Start to finish, print the entries exactly, and carry none of the pictures over.

[Data section Boundary: Start]

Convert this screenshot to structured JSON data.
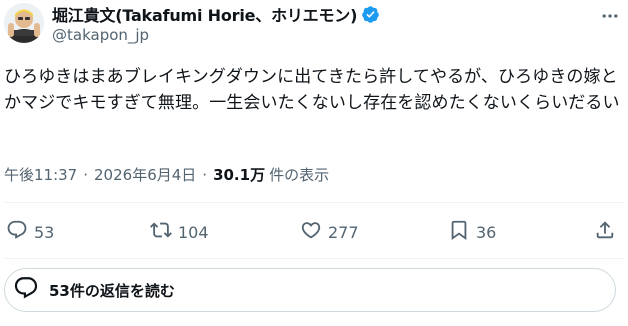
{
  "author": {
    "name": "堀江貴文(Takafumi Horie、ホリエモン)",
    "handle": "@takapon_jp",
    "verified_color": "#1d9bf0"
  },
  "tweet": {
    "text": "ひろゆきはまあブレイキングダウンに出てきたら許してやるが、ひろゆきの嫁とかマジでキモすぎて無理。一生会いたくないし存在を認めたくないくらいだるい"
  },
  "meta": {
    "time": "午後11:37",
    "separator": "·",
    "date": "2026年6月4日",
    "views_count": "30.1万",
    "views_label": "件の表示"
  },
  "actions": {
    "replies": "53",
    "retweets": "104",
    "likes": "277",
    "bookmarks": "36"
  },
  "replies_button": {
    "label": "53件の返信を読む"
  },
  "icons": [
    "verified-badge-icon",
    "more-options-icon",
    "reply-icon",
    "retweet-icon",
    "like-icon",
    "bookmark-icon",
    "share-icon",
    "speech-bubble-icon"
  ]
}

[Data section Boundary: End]

◆ **Answer to the exercise**:
Convert this screenshot to structured JSON data.
{
  "author": {
    "name": "堀江貴文(Takafumi Horie、ホリエモン)",
    "handle": "@takapon_jp",
    "verified_color": "#1d9bf0"
  },
  "tweet": {
    "text": "ひろゆきはまあブレイキングダウンに出てきたら許してやるが、ひろゆきの嫁とかマジでキモすぎて無理。一生会いたくないし存在を認めたくないくらいだるい"
  },
  "meta": {
    "time": "午後11:37",
    "separator": "·",
    "date": "2026年6月4日",
    "views_count": "30.1万",
    "views_label": "件の表示"
  },
  "actions": {
    "replies": "53",
    "retweets": "104",
    "likes": "277",
    "bookmarks": "36"
  },
  "replies_button": {
    "label": "53件の返信を読む"
  },
  "icons": [
    "verified-badge-icon",
    "more-options-icon",
    "reply-icon",
    "retweet-icon",
    "like-icon",
    "bookmark-icon",
    "share-icon",
    "speech-bubble-icon"
  ]
}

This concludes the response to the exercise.